▸ TASK STATEMENT: Read the data and repeat it in full, exactly.

Website and app data records:
⟨

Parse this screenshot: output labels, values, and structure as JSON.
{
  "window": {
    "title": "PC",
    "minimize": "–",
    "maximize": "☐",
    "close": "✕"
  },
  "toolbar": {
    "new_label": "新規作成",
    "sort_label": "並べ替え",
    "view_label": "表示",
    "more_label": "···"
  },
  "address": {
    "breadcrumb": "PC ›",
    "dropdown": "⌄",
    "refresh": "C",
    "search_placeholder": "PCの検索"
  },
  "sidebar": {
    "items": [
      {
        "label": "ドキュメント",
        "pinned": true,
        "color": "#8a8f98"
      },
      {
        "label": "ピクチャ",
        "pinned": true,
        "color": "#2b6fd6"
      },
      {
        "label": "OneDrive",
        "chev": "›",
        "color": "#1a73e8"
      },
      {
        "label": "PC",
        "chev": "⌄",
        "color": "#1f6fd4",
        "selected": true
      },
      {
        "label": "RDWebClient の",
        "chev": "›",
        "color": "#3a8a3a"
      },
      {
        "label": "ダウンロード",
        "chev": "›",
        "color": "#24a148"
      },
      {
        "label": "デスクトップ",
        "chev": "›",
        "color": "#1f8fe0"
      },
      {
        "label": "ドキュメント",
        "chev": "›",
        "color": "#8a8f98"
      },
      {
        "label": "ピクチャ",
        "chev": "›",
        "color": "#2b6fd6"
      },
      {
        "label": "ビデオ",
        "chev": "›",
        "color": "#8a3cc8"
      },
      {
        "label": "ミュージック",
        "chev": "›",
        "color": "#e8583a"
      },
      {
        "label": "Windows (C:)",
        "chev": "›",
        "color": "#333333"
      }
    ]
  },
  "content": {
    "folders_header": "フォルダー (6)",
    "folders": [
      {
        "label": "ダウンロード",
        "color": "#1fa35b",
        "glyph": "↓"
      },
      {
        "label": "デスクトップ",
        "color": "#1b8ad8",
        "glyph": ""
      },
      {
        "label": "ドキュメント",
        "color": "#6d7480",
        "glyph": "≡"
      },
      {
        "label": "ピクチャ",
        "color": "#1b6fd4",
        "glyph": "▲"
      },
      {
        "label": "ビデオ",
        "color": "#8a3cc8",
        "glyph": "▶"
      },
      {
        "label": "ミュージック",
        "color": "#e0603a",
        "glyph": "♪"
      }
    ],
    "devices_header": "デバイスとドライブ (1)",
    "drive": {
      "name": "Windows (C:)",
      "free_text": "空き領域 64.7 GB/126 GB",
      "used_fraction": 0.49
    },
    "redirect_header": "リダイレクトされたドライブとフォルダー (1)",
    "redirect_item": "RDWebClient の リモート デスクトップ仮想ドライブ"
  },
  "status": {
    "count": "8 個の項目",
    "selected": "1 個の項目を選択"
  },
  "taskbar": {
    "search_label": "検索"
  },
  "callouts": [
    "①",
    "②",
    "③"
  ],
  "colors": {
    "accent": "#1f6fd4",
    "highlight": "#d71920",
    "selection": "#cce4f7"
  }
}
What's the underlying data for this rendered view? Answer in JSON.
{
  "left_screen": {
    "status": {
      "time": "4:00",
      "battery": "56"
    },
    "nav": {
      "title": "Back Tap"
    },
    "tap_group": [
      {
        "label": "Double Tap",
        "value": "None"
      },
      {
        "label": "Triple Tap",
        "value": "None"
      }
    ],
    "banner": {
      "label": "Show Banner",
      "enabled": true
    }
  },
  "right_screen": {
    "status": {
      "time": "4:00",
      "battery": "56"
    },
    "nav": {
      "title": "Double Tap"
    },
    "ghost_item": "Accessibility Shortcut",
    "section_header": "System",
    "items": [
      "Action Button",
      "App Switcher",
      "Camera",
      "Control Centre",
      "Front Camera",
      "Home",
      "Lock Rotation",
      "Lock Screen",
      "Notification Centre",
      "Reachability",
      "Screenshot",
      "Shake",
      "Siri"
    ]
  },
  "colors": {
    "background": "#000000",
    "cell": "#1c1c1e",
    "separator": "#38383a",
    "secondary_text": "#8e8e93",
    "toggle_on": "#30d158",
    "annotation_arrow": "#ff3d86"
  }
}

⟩

▸ EXERCISE RESPONSE:
Parse this screenshot: output labels, values, and structure as JSON.
{
  "window": {
    "title": "PC",
    "minimize": "–",
    "maximize": "☐",
    "close": "✕"
  },
  "toolbar": {
    "new_label": "新規作成",
    "sort_label": "並べ替え",
    "view_label": "表示",
    "more_label": "···"
  },
  "address": {
    "breadcrumb": "PC ›",
    "dropdown": "⌄",
    "refresh": "C",
    "search_placeholder": "PCの検索"
  },
  "sidebar": {
    "items": [
      {
        "label": "ドキュメント",
        "pinned": true,
        "color": "#8a8f98"
      },
      {
        "label": "ピクチャ",
        "pinned": true,
        "color": "#2b6fd6"
      },
      {
        "label": "OneDrive",
        "chev": "›",
        "color": "#1a73e8"
      },
      {
        "label": "PC",
        "chev": "⌄",
        "color": "#1f6fd4",
        "selected": true
      },
      {
        "label": "RDWebClient の",
        "chev": "›",
        "color": "#3a8a3a"
      },
      {
        "label": "ダウンロード",
        "chev": "›",
        "color": "#24a148"
      },
      {
        "label": "デスクトップ",
        "chev": "›",
        "color": "#1f8fe0"
      },
      {
        "label": "ドキュメント",
        "chev": "›",
        "color": "#8a8f98"
      },
      {
        "label": "ピクチャ",
        "chev": "›",
        "color": "#2b6fd6"
      },
      {
        "label": "ビデオ",
        "chev": "›",
        "color": "#8a3cc8"
      },
      {
        "label": "ミュージック",
        "chev": "›",
        "color": "#e8583a"
      },
      {
        "label": "Windows (C:)",
        "chev": "›",
        "color": "#333333"
      }
    ]
  },
  "content": {
    "folders_header": "フォルダー (6)",
    "folders": [
      {
        "label": "ダウンロード",
        "color": "#1fa35b",
        "glyph": "↓"
      },
      {
        "label": "デスクトップ",
        "color": "#1b8ad8",
        "glyph": ""
      },
      {
        "label": "ドキュメント",
        "color": "#6d7480",
        "glyph": "≡"
      },
      {
        "label": "ピクチャ",
        "color": "#1b6fd4",
        "glyph": "▲"
      },
      {
        "label": "ビデオ",
        "color": "#8a3cc8",
        "glyph": "▶"
      },
      {
        "label": "ミュージック",
        "color": "#e0603a",
        "glyph": "♪"
      }
    ],
    "devices_header": "デバイスとドライブ (1)",
    "drive": {
      "name": "Windows (C:)",
      "free_text": "空き領域 64.7 GB/126 GB",
      "used_fraction": 0.49
    },
    "redirect_header": "リダイレクトされたドライブとフォルダー (1)",
    "redirect_item": "RDWebClient の リモート デスクトップ仮想ドライブ"
  },
  "status": {
    "count": "8 個の項目",
    "selected": "1 個の項目を選択"
  },
  "taskbar": {
    "search_label": "検索"
  },
  "callouts": [
    "①",
    "②",
    "③"
  ],
  "colors": {
    "accent": "#1f6fd4",
    "highlight": "#d71920",
    "selection": "#cce4f7"
  }
}
What's the underlying data for this rendered view? Answer in JSON.
{
  "left_screen": {
    "status": {
      "time": "4:00",
      "battery": "56"
    },
    "nav": {
      "title": "Back Tap"
    },
    "tap_group": [
      {
        "label": "Double Tap",
        "value": "None"
      },
      {
        "label": "Triple Tap",
        "value": "None"
      }
    ],
    "banner": {
      "label": "Show Banner",
      "enabled": true
    }
  },
  "right_screen": {
    "status": {
      "time": "4:00",
      "battery": "56"
    },
    "nav": {
      "title": "Double Tap"
    },
    "ghost_item": "Accessibility Shortcut",
    "section_header": "System",
    "items": [
      "Action Button",
      "App Switcher",
      "Camera",
      "Control Centre",
      "Front Camera",
      "Home",
      "Lock Rotation",
      "Lock Screen",
      "Notification Centre",
      "Reachability",
      "Screenshot",
      "Shake",
      "Siri"
    ]
  },
  "colors": {
    "background": "#000000",
    "cell": "#1c1c1e",
    "separator": "#38383a",
    "secondary_text": "#8e8e93",
    "toggle_on": "#30d158",
    "annotation_arrow": "#ff3d86"
  }
}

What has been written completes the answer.